***** Dataset excerpts *****
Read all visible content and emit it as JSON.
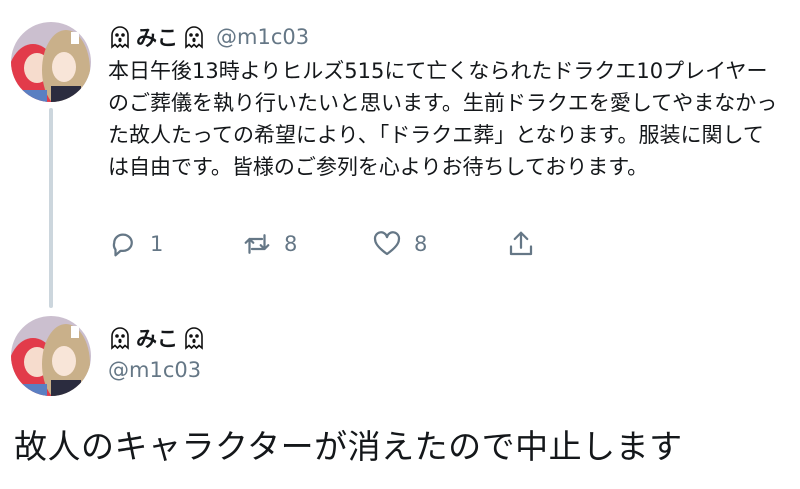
{
  "tweet": {
    "display_name": "みこ",
    "handle": "@m1c03",
    "text": "本日午後13時よりヒルズ515にて亡くなられたドラクエ10プレイヤーのご葬儀を執り行いたいと思います。生前ドラクエを愛してやまなかった故人たっての希望により、「ドラクエ葬」となります。服装に関しては自由です。皆様のご参列を心よりお待ちしております。",
    "actions": {
      "reply_icon": "reply-icon",
      "reply_count": "1",
      "retweet_icon": "retweet-icon",
      "retweet_count": "8",
      "like_icon": "heart-icon",
      "like_count": "8",
      "share_icon": "share-icon"
    }
  },
  "reply": {
    "display_name": "みこ",
    "handle": "@m1c03",
    "text": "故人のキャラクターが消えたので中止します"
  },
  "colors": {
    "text": "#14171a",
    "secondary": "#657786",
    "thread_line": "#ccd6dd"
  }
}
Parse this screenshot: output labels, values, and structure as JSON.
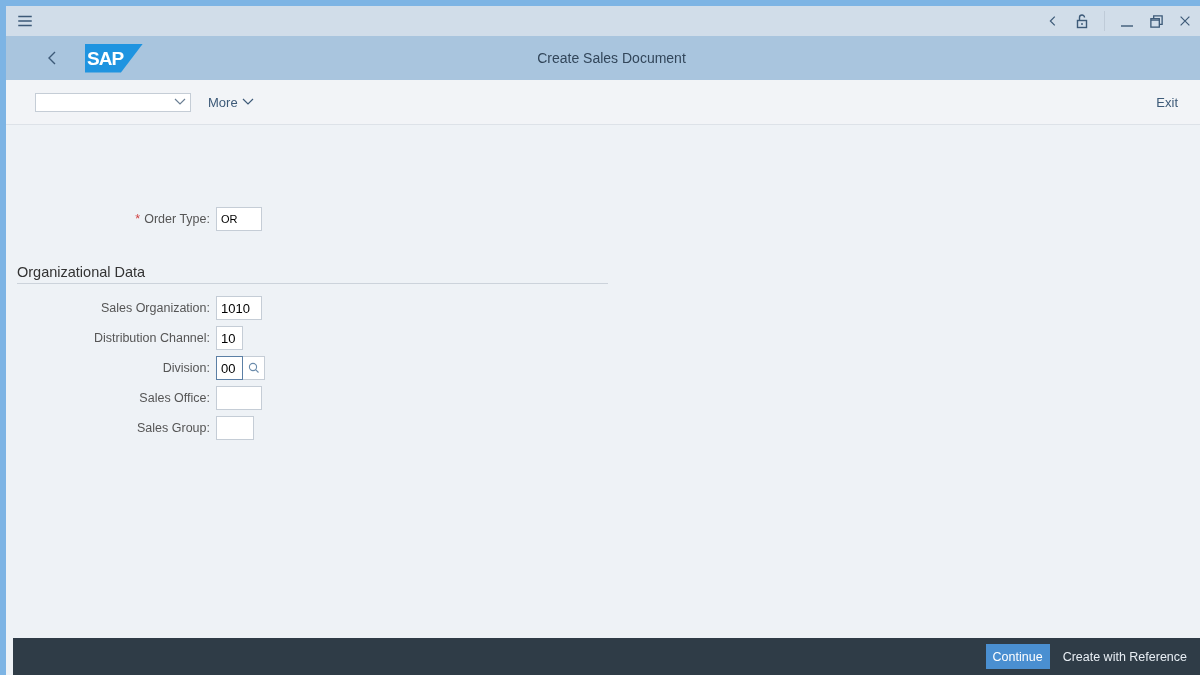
{
  "header": {
    "logo": "SAP",
    "title": "Create Sales Document"
  },
  "toolbar": {
    "more": "More",
    "exit": "Exit"
  },
  "order_type": {
    "label": "Order Type:",
    "value": "OR",
    "required": true,
    "required_mark": "*"
  },
  "section": {
    "title": "Organizational Data"
  },
  "fields": [
    {
      "label": "Sales Organization:",
      "value": "1010",
      "kind": "plain",
      "focused": false
    },
    {
      "label": "Distribution Channel:",
      "value": "10",
      "kind": "plain",
      "focused": false
    },
    {
      "label": "Division:",
      "value": "00",
      "kind": "value_help",
      "focused": true
    },
    {
      "label": "Sales Office:",
      "kind": "plain",
      "focused": false
    },
    {
      "label": "Sales Group:",
      "kind": "plain",
      "focused": false
    }
  ],
  "footer": {
    "buttons": [
      {
        "label": "Continue",
        "emphasized": true
      },
      {
        "label": "Create with Reference",
        "emphasized": false
      }
    ]
  }
}
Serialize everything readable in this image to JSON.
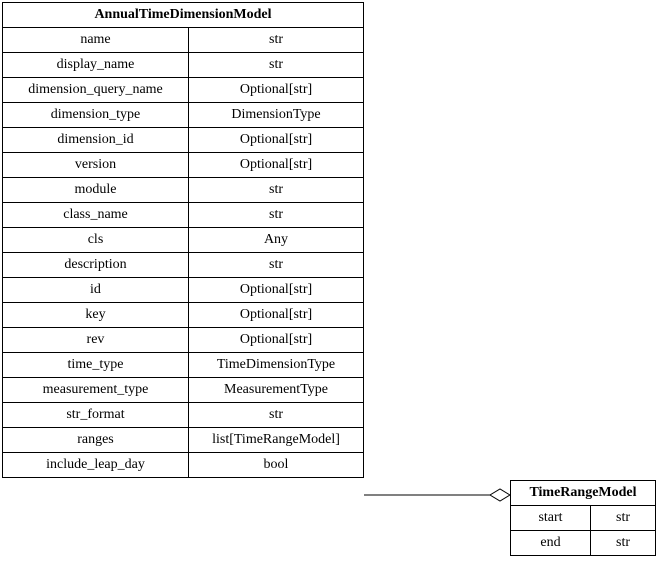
{
  "leftClass": {
    "title": "AnnualTimeDimensionModel",
    "attrs": [
      {
        "name": "name",
        "type": "str"
      },
      {
        "name": "display_name",
        "type": "str"
      },
      {
        "name": "dimension_query_name",
        "type": "Optional[str]"
      },
      {
        "name": "dimension_type",
        "type": "DimensionType"
      },
      {
        "name": "dimension_id",
        "type": "Optional[str]"
      },
      {
        "name": "version",
        "type": "Optional[str]"
      },
      {
        "name": "module",
        "type": "str"
      },
      {
        "name": "class_name",
        "type": "str"
      },
      {
        "name": "cls",
        "type": "Any"
      },
      {
        "name": "description",
        "type": "str"
      },
      {
        "name": "id",
        "type": "Optional[str]"
      },
      {
        "name": "key",
        "type": "Optional[str]"
      },
      {
        "name": "rev",
        "type": "Optional[str]"
      },
      {
        "name": "time_type",
        "type": "TimeDimensionType"
      },
      {
        "name": "measurement_type",
        "type": "MeasurementType"
      },
      {
        "name": "str_format",
        "type": "str"
      },
      {
        "name": "ranges",
        "type": "list[TimeRangeModel]"
      },
      {
        "name": "include_leap_day",
        "type": "bool"
      }
    ]
  },
  "rightClass": {
    "title": "TimeRangeModel",
    "attrs": [
      {
        "name": "start",
        "type": "str"
      },
      {
        "name": "end",
        "type": "str"
      }
    ]
  }
}
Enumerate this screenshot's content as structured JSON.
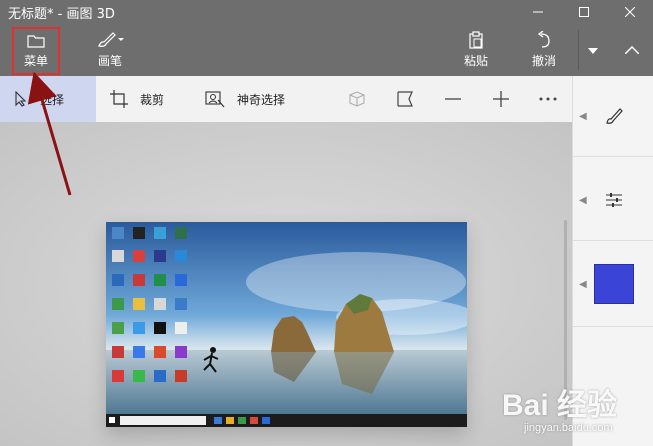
{
  "window": {
    "title": "无标题* - 画图 3D",
    "controls": [
      "minimize",
      "maximize",
      "close"
    ]
  },
  "ribbon": {
    "menu_label": "菜单",
    "brush_label": "画笔",
    "paste_label": "粘贴",
    "undo_label": "撤消"
  },
  "toolbar": {
    "select_label": "选择",
    "crop_label": "裁剪",
    "magic_select_label": "神奇选择",
    "icon_tools": [
      "3d-view-icon",
      "flag-icon",
      "zoom-out-icon",
      "zoom-in-icon",
      "more-icon"
    ]
  },
  "side_panel": {
    "items": [
      "brush-icon",
      "adjust-icon",
      "color-swatch"
    ],
    "selected_color": "#3a44d6"
  },
  "watermark": {
    "text": "Bai 经验",
    "sub": "jingyan.baidu.com"
  },
  "colors": {
    "ribbon_bg": "#6e6e6e",
    "toolbar_bg": "#f2f2f2",
    "selected_tool_bg": "#cfd6ef",
    "highlight_box": "#e03030",
    "arrow": "#8a1212"
  }
}
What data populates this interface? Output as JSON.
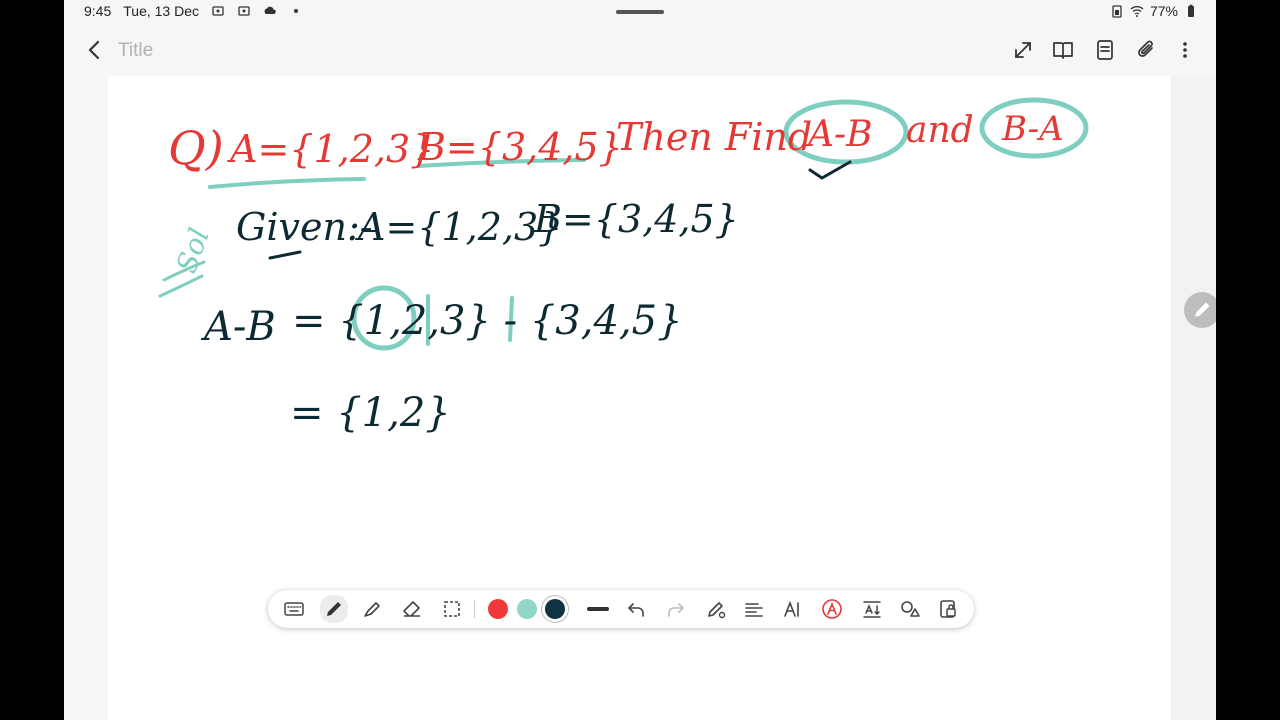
{
  "status_bar": {
    "time": "9:45",
    "date": "Tue, 13 Dec",
    "battery": "77%"
  },
  "app_bar": {
    "title_placeholder": "Title"
  },
  "note": {
    "question": {
      "label": "Q)",
      "set_a": "A={1,2,3}",
      "set_b": "B={3,4,5}",
      "text_then_find": "Then Find",
      "expr1": "A-B",
      "text_and": "and",
      "expr2": "B-A"
    },
    "solution": {
      "sol_label": "Sol",
      "given_label": "Given:-",
      "given_a": "A={1,2,3}",
      "given_b": "B={3,4,5}",
      "step1_lhs": "A-B",
      "step1_rhs": "= {1,2,3} - {3,4,5}",
      "step2": "= {1,2}"
    }
  },
  "toolbar": {
    "colors": [
      "#f0393a",
      "#93d6c8",
      "#0f3342"
    ],
    "selected_color": "#0f3342"
  },
  "colors": {
    "ink_red": "#e53935",
    "ink_teal": "#7ecfc0",
    "ink_dark": "#0d2a33"
  }
}
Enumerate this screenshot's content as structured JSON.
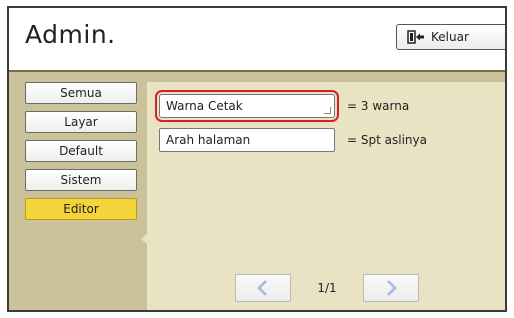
{
  "header": {
    "title": "Admin.",
    "exit_label": "Keluar"
  },
  "sidebar": {
    "items": [
      {
        "label": "Semua"
      },
      {
        "label": "Layar"
      },
      {
        "label": "Default"
      },
      {
        "label": "Sistem"
      },
      {
        "label": "Editor"
      }
    ],
    "active_index": 4
  },
  "settings": [
    {
      "label": "Warna Cetak",
      "value": "= 3 warna",
      "selected": true
    },
    {
      "label": "Arah halaman",
      "value": "= Spt aslinya",
      "selected": false
    }
  ],
  "pager": {
    "page_text": "1/1"
  },
  "colors": {
    "active_tab": "#f3d43a",
    "selection_outline": "#d4202a",
    "body_bg": "#cbc29a",
    "panel_bg": "#e9e3c4"
  },
  "icons": {
    "exit": "exit-door-icon",
    "prev": "chevron-left-icon",
    "next": "chevron-right-icon"
  }
}
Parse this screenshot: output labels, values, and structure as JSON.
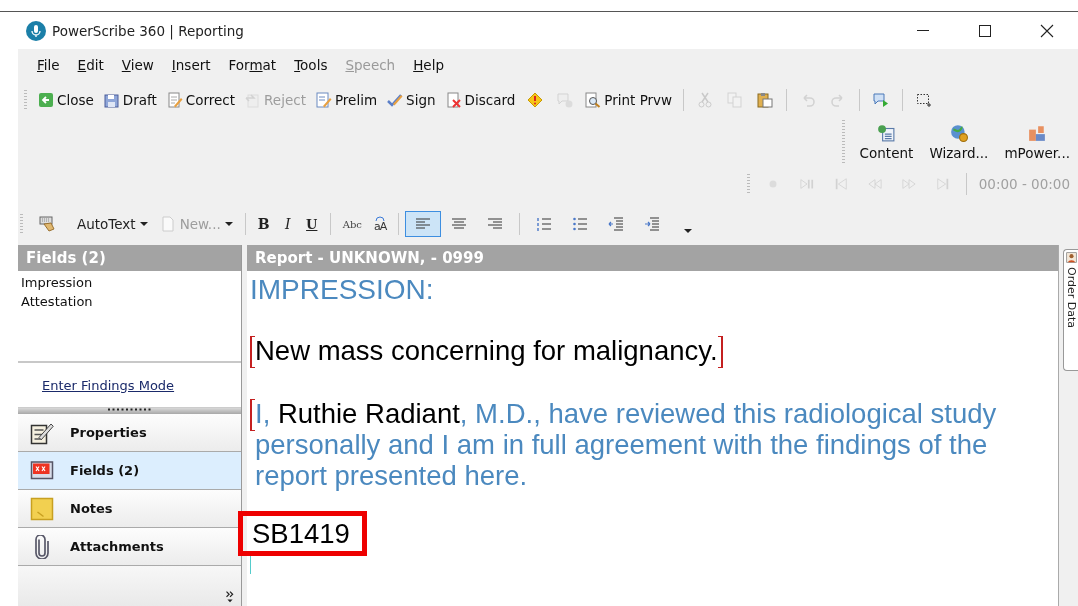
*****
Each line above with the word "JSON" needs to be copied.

Read all visible content and emit it as JSON.
Parse this screenshot: output labels, values, and structure as JSON.
Serialize everything readable in this image to JSON.
Enumerate this screenshot's content as structured JSON.
What data populates this interface? Output as JSON.
Enumerate this screenshot's content as structured JSON.
Parse this screenshot: output labels, values, and structure as JSON.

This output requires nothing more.